# [YOUR INSTRUCTIONS]
Line filter on the word "Gruppo": copy each matching line from the entries.

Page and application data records

"""

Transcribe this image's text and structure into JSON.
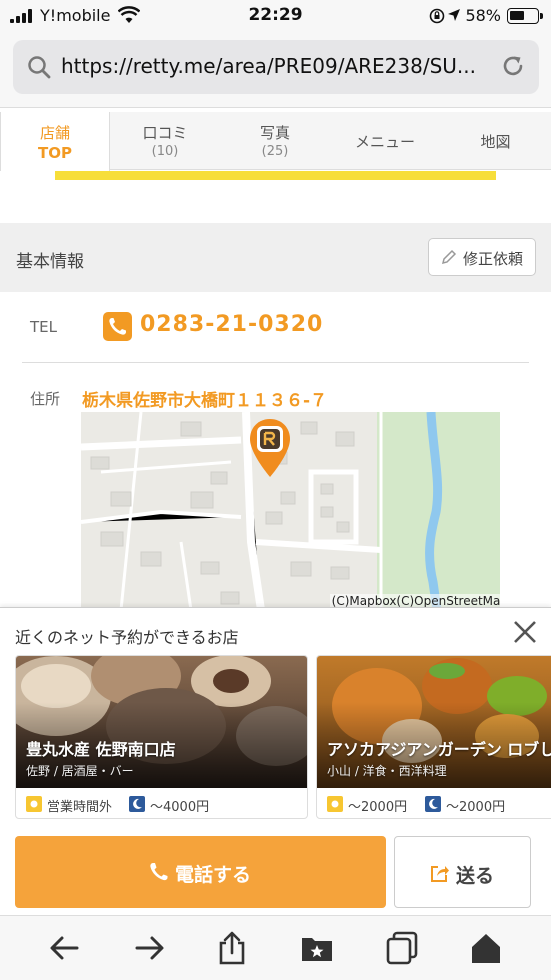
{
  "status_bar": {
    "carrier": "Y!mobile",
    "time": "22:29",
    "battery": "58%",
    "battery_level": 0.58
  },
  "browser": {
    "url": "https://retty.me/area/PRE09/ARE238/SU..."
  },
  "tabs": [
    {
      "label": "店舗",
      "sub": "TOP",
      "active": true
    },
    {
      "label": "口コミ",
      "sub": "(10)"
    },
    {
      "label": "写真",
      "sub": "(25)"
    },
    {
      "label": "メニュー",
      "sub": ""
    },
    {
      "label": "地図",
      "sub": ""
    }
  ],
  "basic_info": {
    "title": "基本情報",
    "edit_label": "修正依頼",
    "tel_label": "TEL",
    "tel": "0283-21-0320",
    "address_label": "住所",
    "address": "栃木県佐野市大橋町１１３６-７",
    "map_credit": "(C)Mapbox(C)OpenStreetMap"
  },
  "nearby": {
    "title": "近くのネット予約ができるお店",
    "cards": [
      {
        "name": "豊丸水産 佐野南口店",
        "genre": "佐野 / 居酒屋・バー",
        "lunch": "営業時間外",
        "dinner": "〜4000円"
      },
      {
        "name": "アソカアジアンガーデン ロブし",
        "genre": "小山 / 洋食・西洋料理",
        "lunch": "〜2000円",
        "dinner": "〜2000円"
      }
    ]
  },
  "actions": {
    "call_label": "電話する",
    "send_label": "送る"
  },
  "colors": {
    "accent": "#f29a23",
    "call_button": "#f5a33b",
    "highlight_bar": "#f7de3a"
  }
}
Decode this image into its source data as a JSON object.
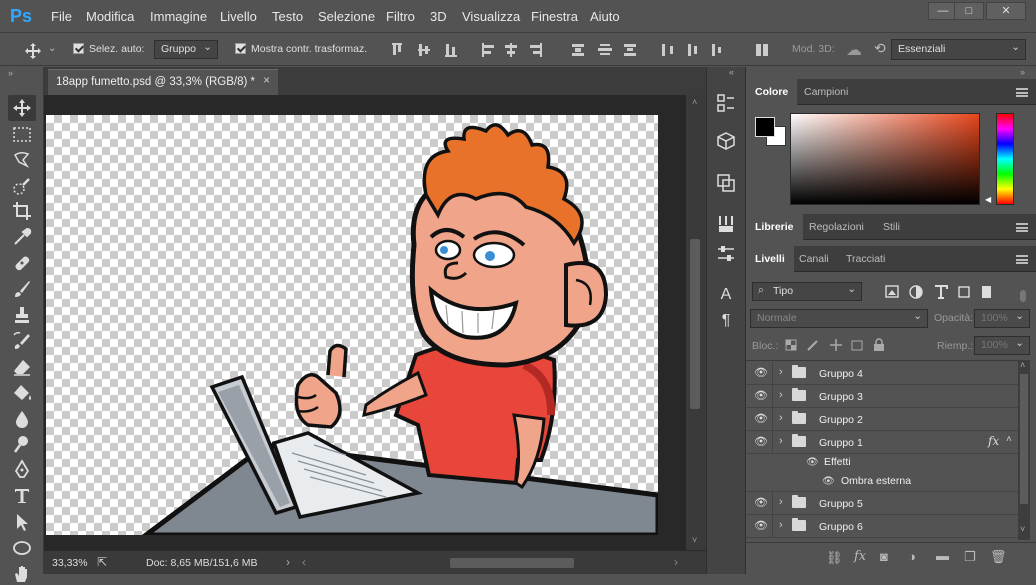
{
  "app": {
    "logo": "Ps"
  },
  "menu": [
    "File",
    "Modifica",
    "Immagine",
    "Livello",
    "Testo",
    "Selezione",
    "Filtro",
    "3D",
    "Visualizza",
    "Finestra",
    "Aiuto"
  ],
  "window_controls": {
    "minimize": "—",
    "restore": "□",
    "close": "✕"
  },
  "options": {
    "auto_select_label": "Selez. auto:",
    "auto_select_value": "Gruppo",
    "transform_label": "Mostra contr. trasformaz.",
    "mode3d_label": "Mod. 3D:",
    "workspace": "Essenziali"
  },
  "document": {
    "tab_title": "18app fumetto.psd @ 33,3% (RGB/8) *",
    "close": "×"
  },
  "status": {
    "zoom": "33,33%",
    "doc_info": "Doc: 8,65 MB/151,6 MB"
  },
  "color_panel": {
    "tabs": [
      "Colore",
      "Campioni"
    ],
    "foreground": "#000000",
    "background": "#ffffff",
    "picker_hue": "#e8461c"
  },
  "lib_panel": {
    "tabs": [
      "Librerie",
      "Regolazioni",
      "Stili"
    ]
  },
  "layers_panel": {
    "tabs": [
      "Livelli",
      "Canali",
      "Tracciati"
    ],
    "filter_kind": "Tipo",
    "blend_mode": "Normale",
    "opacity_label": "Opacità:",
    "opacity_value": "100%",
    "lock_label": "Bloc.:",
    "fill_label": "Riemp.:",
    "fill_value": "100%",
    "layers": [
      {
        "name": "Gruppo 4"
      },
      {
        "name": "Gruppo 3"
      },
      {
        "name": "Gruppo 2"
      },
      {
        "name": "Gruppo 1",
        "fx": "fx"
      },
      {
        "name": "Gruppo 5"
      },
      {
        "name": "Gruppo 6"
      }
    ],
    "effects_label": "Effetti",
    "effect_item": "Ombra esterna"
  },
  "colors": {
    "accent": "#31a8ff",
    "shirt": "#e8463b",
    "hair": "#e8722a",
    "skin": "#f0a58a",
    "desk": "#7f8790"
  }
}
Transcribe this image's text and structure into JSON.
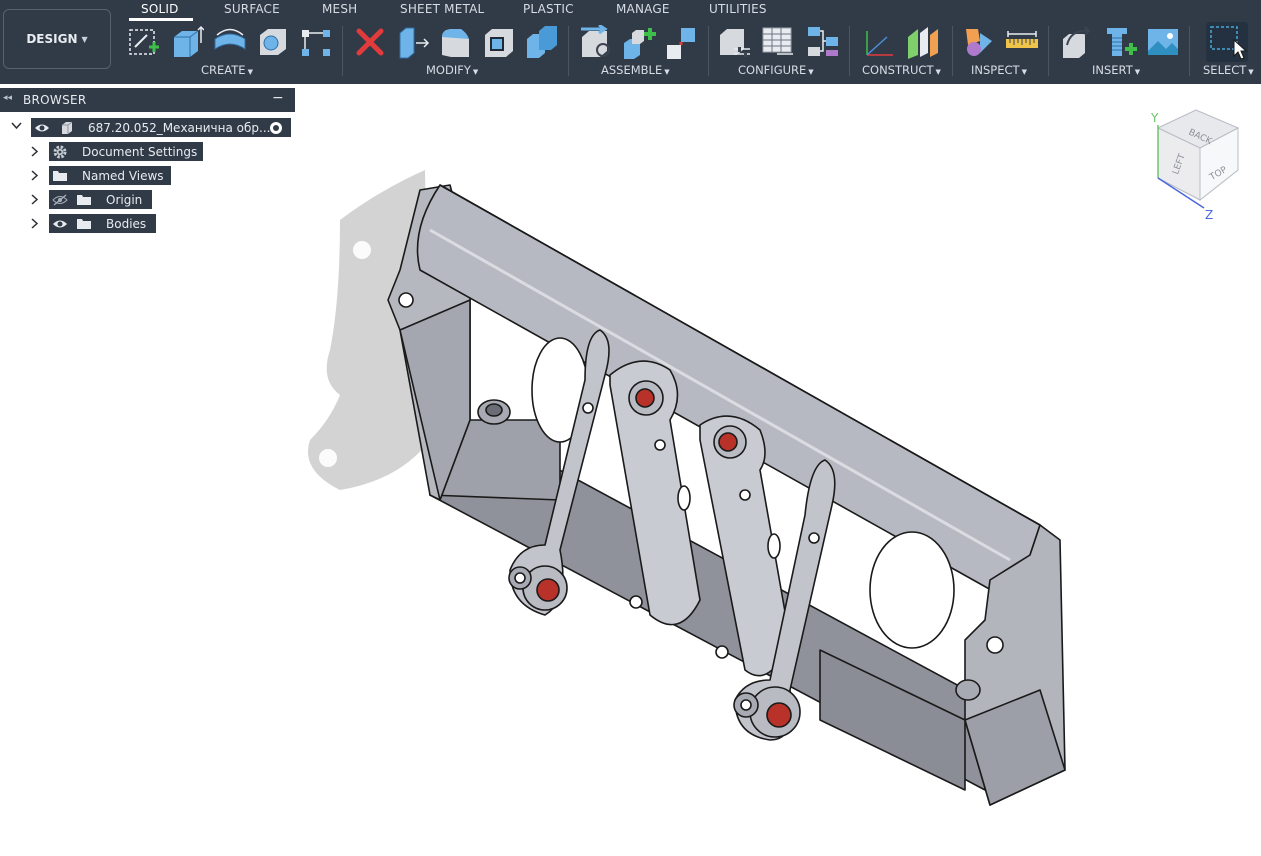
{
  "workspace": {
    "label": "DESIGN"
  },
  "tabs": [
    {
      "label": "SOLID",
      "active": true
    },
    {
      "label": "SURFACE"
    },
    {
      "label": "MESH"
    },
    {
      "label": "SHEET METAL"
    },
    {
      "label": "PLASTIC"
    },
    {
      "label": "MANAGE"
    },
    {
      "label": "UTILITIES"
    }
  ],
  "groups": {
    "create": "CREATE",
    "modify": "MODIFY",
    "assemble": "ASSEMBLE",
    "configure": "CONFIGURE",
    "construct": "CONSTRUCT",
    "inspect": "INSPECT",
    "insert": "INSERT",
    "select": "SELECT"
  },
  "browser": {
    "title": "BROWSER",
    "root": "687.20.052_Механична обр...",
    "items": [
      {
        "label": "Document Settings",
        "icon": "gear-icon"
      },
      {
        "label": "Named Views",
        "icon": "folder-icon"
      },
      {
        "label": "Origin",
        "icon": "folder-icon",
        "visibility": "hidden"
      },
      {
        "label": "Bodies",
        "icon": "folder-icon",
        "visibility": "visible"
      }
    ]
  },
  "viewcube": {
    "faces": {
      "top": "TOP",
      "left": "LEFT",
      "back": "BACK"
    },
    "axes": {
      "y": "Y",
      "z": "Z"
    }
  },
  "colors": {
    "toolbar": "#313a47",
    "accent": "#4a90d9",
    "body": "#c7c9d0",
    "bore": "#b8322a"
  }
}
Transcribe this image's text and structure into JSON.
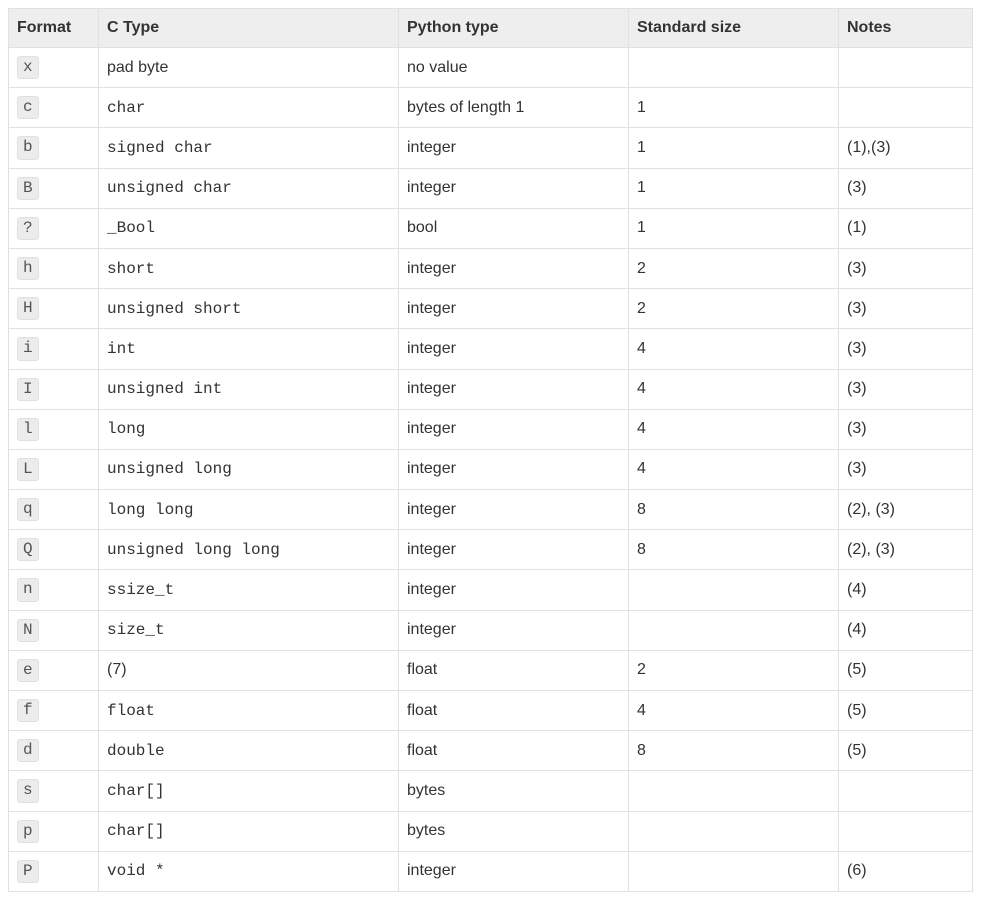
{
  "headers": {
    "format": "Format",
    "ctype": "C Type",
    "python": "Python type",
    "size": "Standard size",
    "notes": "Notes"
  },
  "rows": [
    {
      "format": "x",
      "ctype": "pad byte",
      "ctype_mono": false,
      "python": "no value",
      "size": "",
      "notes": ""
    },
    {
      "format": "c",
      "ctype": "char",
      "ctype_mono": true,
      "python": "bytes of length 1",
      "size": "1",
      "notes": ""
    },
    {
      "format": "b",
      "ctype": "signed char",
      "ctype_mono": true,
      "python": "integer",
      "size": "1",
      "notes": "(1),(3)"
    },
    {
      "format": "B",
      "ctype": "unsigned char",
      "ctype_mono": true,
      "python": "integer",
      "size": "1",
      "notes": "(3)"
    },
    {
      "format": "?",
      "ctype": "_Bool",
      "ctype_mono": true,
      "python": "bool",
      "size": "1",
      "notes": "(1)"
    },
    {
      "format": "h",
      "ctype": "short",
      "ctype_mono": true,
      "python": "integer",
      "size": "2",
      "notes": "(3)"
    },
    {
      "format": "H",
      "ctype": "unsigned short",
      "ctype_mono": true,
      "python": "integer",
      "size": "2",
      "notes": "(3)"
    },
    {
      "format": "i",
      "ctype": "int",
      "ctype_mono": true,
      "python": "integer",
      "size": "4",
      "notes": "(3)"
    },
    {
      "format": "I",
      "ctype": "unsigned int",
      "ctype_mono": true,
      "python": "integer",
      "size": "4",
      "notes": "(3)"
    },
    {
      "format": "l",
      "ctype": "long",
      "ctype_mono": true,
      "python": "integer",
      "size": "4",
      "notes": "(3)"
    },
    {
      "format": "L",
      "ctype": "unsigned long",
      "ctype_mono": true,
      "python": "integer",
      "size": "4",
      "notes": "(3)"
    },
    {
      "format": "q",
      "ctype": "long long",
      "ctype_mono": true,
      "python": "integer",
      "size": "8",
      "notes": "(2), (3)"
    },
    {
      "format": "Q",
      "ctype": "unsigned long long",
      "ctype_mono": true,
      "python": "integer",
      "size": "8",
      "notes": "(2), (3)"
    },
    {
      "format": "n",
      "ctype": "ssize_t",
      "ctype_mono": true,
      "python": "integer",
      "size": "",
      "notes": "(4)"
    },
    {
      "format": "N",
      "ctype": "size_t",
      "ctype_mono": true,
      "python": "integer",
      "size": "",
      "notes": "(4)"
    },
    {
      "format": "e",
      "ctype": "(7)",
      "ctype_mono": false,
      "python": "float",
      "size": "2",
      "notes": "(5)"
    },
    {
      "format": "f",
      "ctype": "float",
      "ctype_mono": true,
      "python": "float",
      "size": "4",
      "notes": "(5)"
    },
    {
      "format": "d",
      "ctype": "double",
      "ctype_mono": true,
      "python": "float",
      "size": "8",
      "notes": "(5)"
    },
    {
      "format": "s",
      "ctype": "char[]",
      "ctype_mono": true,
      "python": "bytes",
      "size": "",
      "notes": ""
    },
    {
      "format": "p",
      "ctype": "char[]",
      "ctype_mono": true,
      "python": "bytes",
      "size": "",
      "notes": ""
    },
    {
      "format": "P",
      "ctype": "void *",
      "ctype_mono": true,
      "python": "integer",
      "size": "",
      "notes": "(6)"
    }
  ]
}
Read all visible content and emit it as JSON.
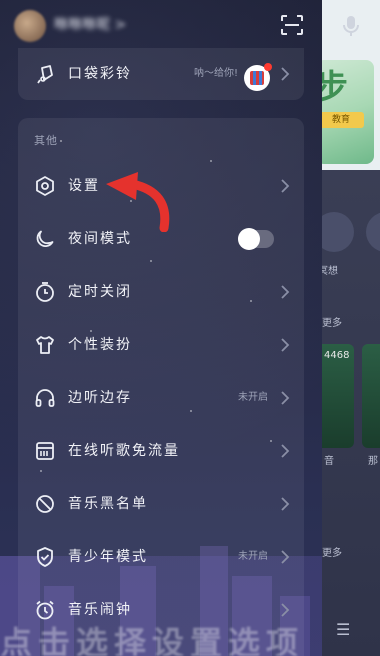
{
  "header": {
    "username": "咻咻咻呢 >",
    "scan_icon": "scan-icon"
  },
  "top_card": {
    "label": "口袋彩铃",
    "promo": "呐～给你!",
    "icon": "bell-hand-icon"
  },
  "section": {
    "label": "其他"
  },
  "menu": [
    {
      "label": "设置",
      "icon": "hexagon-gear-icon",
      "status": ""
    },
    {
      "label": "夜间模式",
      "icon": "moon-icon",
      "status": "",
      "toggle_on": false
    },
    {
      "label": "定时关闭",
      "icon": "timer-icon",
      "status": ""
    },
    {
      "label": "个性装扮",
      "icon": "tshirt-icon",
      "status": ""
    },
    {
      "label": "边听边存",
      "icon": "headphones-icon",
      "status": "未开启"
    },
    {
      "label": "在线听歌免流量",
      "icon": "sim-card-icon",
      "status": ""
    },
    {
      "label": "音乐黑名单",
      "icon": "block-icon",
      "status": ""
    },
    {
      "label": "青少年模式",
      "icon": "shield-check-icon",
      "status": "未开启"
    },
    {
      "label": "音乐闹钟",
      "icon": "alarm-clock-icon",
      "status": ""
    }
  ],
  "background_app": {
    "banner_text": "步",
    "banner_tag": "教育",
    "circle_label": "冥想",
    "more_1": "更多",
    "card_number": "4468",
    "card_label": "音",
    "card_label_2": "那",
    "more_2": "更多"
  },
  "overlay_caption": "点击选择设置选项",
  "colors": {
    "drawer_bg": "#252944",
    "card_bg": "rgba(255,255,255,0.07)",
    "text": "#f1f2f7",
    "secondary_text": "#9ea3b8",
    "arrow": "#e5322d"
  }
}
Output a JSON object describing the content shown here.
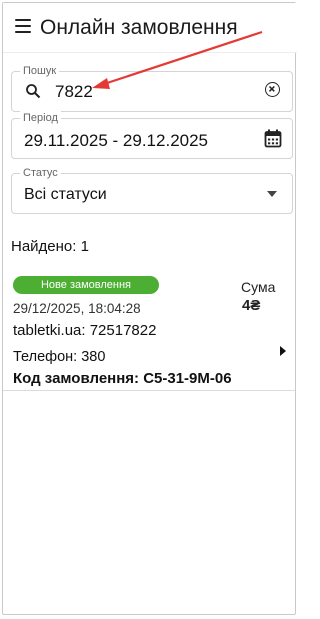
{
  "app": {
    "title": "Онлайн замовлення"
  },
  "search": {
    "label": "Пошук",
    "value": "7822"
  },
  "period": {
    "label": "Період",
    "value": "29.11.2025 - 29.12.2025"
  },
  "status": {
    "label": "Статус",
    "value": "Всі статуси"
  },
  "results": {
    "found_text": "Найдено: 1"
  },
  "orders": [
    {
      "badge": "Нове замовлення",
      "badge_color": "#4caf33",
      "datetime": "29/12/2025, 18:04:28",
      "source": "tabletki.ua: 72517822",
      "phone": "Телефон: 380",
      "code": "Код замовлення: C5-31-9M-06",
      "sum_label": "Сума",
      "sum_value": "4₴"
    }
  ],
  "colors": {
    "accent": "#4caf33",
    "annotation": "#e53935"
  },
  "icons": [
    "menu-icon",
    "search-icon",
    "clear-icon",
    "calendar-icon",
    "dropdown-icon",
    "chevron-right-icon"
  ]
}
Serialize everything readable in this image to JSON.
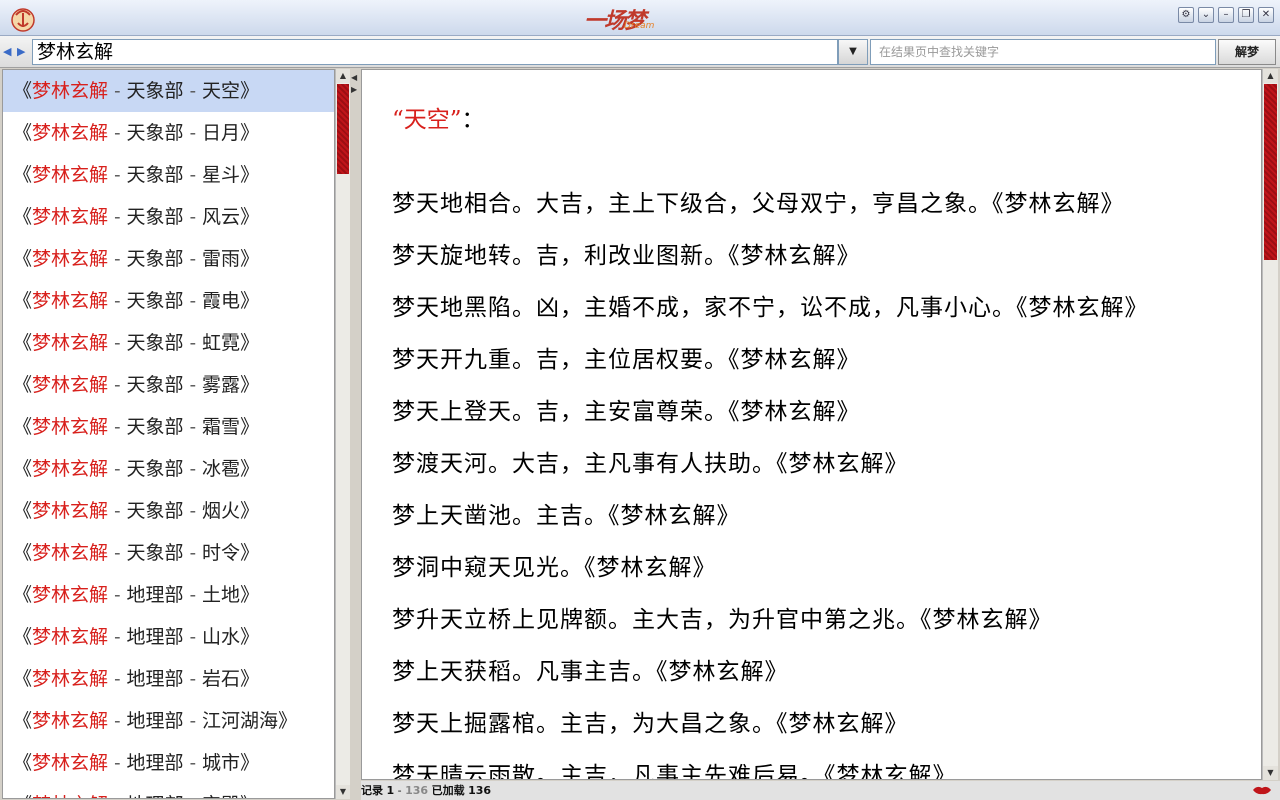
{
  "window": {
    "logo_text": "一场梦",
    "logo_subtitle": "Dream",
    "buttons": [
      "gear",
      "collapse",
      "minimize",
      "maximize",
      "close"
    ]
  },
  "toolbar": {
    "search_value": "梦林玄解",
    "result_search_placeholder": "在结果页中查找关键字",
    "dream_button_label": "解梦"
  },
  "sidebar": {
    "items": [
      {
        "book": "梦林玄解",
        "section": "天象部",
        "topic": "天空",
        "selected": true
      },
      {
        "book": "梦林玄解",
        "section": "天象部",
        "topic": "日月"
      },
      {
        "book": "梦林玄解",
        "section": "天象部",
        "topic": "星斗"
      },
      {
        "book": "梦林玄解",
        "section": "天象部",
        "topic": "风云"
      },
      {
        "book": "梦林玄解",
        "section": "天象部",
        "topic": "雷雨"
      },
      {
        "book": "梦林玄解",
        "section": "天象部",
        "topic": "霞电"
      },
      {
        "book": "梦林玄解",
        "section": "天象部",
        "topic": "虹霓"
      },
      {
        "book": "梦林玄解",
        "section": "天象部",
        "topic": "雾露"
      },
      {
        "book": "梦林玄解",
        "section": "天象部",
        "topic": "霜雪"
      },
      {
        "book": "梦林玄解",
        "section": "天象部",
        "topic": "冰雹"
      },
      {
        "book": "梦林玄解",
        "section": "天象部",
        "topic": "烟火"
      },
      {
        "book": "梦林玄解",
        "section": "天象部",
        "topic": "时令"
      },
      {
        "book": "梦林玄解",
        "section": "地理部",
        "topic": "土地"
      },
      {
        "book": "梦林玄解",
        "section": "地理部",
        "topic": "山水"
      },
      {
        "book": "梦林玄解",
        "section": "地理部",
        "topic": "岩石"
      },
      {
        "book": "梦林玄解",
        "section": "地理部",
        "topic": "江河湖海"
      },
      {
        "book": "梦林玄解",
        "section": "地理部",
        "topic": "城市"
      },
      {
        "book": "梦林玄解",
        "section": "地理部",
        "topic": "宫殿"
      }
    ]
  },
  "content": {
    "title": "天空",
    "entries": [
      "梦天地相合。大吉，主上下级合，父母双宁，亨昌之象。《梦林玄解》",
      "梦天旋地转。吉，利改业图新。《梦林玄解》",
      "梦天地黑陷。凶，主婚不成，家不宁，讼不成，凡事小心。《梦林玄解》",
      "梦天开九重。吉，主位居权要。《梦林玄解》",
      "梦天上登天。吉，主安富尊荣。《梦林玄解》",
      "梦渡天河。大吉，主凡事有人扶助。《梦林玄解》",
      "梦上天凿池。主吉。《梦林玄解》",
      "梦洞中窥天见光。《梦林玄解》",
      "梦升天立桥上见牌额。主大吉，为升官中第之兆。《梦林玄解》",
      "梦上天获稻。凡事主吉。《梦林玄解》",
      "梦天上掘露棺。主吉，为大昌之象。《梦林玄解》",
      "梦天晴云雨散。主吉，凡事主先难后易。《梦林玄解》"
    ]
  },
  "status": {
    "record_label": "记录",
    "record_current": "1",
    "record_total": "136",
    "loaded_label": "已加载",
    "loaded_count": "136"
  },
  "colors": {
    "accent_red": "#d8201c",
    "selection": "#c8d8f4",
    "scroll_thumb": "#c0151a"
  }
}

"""

# [FINISHED EXERCISE]
    "auto_select_value": "Gruppo",
        "name": "Gruppo 4"
        "name": "Gruppo 3"
        "name": "Gruppo 2"
        "name": "Gruppo 1",
        "name": "Gruppo 5"
        "name": "Gruppo 6"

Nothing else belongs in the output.